> What to do: Exactly the lines from the one holding "Enumerate this screenshot's" to the end of the listing, both ends included, make up the expected answer.

> Data in this exercise:
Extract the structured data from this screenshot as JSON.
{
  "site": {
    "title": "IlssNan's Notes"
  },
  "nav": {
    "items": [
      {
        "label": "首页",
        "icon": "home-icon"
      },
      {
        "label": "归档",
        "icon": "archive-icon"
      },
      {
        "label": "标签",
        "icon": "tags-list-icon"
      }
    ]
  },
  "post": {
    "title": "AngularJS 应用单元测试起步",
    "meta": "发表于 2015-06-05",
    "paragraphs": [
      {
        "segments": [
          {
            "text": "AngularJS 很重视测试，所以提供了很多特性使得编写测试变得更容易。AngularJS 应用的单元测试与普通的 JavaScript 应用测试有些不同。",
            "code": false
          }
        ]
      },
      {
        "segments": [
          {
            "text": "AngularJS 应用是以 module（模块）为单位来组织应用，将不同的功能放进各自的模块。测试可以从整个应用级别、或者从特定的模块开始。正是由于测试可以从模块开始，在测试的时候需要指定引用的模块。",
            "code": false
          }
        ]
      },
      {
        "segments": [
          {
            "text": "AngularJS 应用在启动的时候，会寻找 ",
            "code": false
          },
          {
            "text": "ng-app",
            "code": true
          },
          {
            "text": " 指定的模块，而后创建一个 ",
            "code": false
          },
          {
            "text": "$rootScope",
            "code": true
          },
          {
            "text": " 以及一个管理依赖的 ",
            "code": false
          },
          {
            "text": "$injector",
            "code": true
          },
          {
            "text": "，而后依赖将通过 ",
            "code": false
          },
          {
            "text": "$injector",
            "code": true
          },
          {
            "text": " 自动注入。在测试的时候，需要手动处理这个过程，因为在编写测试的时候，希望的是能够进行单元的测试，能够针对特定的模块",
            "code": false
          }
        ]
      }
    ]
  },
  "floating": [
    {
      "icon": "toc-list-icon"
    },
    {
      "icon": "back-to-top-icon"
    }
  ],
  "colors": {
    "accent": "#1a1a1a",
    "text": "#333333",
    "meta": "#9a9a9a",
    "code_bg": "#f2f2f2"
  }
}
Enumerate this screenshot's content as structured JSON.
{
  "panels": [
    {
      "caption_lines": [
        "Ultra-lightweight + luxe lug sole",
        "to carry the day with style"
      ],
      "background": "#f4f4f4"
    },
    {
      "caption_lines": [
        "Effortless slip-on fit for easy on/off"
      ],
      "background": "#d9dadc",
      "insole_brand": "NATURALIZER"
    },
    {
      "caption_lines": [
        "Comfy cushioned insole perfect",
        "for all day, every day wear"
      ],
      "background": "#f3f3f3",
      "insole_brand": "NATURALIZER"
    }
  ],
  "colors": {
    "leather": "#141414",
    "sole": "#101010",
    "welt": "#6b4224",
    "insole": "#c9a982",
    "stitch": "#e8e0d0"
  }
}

> Reply:
Enumerate this screenshot's content as structured JSON.
{
  "panels": [
    {
      "caption_lines": [
        "Ultra-lightweight + luxe lug sole",
        "to carry the day with style"
      ],
      "background": "#f4f4f4"
    },
    {
      "caption_lines": [
        "Effortless slip-on fit for easy on/off"
      ],
      "background": "#d9dadc",
      "insole_brand": "NATURALIZER"
    },
    {
      "caption_lines": [
        "Comfy cushioned insole perfect",
        "for all day, every day wear"
      ],
      "background": "#f3f3f3",
      "insole_brand": "NATURALIZER"
    }
  ],
  "colors": {
    "leather": "#141414",
    "sole": "#101010",
    "welt": "#6b4224",
    "insole": "#c9a982",
    "stitch": "#e8e0d0"
  }
}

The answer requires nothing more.